- **WHAT TO PRODUCE**:
Pull each line with the string "Euro" from the entries.

- **DATA TO EXAMINE**:
%%
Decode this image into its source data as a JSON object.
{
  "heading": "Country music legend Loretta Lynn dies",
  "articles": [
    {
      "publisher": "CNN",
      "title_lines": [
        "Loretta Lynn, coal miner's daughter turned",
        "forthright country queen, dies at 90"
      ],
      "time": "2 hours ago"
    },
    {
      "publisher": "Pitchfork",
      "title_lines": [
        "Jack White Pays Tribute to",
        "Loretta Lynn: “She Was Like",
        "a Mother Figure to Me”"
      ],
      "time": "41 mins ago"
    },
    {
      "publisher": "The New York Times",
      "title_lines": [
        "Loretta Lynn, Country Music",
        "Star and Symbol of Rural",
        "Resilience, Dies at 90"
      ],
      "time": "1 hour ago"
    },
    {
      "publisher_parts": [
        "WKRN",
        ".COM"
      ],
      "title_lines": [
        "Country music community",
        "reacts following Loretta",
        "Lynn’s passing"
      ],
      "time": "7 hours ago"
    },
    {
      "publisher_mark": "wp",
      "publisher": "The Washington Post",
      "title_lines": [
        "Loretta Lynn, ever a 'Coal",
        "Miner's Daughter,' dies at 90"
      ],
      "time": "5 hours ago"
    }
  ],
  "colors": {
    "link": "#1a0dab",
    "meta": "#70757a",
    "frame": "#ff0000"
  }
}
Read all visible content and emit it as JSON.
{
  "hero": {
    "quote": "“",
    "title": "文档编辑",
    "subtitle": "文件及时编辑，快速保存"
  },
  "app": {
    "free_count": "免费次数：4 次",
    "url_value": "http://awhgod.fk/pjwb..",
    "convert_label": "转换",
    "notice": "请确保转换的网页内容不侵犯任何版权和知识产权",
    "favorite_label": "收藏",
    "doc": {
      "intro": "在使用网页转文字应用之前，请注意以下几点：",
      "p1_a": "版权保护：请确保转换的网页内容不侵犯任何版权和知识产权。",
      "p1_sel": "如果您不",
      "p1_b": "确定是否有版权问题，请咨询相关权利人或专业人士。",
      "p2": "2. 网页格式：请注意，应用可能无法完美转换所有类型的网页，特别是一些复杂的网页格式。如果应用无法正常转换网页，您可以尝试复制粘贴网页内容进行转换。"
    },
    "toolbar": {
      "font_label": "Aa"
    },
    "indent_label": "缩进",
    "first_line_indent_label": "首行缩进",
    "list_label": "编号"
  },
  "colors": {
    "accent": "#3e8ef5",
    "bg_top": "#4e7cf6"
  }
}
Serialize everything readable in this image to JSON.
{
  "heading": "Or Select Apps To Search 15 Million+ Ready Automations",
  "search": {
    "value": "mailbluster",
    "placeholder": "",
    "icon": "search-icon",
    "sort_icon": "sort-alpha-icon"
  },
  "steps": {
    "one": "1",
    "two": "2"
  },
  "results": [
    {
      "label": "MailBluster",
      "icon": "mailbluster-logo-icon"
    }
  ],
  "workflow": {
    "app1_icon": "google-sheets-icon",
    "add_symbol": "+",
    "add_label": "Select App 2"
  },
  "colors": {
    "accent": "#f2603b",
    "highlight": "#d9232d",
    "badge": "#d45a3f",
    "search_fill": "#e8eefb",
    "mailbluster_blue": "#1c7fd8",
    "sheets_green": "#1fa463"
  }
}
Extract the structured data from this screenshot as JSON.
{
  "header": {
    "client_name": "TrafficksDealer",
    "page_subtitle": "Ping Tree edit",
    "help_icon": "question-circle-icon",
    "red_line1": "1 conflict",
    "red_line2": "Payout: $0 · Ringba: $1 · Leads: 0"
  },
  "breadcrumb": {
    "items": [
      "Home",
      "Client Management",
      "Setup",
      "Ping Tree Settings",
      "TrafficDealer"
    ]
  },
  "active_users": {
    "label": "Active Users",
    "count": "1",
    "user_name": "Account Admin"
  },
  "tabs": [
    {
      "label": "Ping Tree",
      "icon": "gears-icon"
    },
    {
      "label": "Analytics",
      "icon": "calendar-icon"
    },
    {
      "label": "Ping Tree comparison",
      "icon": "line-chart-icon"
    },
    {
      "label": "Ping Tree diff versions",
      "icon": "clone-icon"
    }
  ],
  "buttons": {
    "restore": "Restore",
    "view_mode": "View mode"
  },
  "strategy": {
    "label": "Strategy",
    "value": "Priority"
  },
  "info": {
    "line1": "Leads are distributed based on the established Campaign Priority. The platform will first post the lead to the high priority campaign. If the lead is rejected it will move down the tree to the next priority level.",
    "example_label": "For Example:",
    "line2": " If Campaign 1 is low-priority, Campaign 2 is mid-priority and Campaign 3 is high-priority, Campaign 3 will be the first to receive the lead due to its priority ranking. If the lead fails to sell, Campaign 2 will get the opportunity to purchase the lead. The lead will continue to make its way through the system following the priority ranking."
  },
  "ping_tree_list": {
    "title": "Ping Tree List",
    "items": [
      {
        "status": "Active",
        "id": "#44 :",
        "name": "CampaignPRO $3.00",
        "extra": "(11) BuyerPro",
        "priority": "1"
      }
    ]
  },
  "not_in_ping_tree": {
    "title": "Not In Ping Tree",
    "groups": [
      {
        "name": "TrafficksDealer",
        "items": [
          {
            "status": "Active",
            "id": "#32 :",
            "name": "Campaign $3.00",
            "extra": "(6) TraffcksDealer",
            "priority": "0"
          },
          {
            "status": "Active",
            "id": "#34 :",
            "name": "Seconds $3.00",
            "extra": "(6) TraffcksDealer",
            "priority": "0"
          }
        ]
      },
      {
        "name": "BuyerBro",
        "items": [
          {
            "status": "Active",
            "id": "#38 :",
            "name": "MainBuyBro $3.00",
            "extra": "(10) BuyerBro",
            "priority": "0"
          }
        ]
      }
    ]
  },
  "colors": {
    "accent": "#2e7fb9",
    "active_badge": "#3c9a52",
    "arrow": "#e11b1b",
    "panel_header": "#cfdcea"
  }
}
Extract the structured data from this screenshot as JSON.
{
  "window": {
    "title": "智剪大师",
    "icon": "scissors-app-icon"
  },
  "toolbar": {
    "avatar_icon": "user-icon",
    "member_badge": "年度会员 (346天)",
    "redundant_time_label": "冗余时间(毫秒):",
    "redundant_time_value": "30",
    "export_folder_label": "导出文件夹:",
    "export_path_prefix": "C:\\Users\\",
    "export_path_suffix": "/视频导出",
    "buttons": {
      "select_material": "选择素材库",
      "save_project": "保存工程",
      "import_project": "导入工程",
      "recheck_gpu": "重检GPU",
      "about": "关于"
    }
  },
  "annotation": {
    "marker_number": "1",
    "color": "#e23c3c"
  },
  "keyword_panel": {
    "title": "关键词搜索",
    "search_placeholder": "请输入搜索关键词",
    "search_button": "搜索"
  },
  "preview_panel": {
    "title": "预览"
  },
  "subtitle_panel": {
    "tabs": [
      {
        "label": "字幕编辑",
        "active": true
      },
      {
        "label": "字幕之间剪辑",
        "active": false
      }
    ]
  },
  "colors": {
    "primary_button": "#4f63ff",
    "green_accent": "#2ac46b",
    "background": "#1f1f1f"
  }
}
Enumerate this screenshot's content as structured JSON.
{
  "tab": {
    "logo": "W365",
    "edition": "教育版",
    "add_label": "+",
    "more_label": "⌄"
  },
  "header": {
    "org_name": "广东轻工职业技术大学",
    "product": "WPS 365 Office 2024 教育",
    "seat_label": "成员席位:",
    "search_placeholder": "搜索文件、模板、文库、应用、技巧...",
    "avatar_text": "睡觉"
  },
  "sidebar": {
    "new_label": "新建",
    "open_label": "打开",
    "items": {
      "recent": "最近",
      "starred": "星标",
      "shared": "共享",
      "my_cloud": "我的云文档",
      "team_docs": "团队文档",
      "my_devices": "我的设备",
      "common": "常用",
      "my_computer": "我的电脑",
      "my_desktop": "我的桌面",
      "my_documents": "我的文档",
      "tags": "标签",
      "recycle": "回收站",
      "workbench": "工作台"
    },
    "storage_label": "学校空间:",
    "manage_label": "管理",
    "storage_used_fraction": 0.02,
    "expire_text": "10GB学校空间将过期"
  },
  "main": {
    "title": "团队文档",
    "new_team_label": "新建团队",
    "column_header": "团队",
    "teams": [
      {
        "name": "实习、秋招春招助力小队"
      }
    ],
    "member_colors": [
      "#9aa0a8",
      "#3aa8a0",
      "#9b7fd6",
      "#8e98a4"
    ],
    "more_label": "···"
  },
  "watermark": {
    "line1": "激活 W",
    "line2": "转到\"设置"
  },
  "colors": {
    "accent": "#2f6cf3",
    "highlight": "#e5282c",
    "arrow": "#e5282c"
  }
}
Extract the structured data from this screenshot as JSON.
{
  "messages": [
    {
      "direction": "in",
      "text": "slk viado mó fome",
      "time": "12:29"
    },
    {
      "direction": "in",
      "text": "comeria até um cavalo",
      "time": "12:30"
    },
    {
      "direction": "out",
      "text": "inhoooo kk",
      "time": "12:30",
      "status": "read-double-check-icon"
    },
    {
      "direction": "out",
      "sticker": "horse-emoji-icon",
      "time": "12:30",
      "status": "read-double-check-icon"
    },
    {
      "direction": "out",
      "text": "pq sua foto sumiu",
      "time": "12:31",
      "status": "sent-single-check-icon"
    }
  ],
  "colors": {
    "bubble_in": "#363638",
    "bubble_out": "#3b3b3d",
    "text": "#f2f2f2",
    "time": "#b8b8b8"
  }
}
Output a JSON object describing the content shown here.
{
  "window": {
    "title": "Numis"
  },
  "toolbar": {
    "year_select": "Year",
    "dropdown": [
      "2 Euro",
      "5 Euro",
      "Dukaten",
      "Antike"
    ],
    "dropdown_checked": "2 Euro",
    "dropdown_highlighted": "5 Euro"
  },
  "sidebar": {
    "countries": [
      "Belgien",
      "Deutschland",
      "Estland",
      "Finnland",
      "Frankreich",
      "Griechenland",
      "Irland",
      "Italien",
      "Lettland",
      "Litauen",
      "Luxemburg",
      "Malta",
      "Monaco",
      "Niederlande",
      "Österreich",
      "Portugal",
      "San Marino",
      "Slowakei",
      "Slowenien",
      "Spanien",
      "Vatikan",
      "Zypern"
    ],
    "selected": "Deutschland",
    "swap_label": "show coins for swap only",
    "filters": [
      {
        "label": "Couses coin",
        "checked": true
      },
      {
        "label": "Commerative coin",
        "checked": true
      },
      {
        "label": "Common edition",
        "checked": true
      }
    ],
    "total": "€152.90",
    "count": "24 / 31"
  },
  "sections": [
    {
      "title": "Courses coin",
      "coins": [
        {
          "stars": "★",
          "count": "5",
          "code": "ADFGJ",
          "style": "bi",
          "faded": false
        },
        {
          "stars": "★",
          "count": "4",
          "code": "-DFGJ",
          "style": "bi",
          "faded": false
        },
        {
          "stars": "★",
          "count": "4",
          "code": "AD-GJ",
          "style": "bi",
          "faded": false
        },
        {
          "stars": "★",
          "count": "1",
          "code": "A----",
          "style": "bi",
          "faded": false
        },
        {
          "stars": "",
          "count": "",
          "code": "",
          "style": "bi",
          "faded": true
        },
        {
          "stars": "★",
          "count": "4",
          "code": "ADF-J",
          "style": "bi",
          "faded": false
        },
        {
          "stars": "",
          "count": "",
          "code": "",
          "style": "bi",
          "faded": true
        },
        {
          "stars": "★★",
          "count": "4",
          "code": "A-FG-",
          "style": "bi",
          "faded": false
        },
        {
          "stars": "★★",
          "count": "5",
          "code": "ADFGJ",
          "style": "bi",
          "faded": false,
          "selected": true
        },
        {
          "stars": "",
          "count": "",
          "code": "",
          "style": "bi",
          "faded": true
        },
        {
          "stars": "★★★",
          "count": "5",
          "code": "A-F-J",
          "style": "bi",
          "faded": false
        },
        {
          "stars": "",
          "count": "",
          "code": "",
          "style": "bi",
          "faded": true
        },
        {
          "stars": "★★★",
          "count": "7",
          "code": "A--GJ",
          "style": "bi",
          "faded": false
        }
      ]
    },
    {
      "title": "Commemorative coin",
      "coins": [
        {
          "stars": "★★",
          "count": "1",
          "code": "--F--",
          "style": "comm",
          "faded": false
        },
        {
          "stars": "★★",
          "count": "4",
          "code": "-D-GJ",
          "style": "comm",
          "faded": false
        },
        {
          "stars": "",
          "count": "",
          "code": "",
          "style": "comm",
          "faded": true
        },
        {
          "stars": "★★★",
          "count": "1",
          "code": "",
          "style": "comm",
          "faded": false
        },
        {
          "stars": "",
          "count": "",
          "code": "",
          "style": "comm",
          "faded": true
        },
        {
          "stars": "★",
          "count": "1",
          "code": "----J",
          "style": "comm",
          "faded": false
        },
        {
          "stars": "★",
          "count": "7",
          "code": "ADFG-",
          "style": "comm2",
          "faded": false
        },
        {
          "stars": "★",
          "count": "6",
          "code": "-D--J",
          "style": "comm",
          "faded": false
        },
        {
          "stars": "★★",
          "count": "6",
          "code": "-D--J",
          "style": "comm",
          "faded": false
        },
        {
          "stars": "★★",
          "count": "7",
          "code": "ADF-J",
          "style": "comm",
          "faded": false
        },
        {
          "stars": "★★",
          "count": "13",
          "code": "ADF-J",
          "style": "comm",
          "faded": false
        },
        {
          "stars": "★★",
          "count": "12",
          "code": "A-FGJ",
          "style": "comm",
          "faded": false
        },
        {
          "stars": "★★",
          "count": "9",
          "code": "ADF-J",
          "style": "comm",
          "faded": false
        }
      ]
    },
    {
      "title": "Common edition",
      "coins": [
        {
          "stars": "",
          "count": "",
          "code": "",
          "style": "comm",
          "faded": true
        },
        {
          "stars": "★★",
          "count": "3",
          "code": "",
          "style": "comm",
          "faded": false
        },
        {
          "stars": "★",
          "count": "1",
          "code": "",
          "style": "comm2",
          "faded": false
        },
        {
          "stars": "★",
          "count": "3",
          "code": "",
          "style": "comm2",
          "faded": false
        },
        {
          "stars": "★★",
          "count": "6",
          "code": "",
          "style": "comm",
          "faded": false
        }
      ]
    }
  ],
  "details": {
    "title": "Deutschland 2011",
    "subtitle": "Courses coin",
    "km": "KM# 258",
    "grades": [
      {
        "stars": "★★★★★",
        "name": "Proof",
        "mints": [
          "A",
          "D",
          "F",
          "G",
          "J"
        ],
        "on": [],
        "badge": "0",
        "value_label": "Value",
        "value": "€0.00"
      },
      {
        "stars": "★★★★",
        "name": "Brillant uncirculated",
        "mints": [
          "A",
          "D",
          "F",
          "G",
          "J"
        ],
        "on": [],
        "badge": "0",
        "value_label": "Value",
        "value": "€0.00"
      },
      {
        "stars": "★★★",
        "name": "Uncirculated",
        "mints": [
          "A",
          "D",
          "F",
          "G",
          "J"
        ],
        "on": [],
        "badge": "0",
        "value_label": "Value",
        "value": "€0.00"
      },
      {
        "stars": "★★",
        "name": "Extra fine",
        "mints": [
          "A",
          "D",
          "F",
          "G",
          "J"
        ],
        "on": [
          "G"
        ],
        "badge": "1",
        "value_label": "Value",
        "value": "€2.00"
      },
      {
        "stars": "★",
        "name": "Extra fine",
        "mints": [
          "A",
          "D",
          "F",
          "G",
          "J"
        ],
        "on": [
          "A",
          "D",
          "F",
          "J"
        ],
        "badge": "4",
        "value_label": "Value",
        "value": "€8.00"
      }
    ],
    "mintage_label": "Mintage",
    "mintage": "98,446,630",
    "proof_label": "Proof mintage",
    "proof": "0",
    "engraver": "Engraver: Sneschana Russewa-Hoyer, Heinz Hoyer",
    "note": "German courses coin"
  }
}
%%
- **COMPLETED EXERCISE**:
      "2 Euro",
      "5 Euro",
    "dropdown_checked": "2 Euro",
    "dropdown_highlighted": "5 Euro"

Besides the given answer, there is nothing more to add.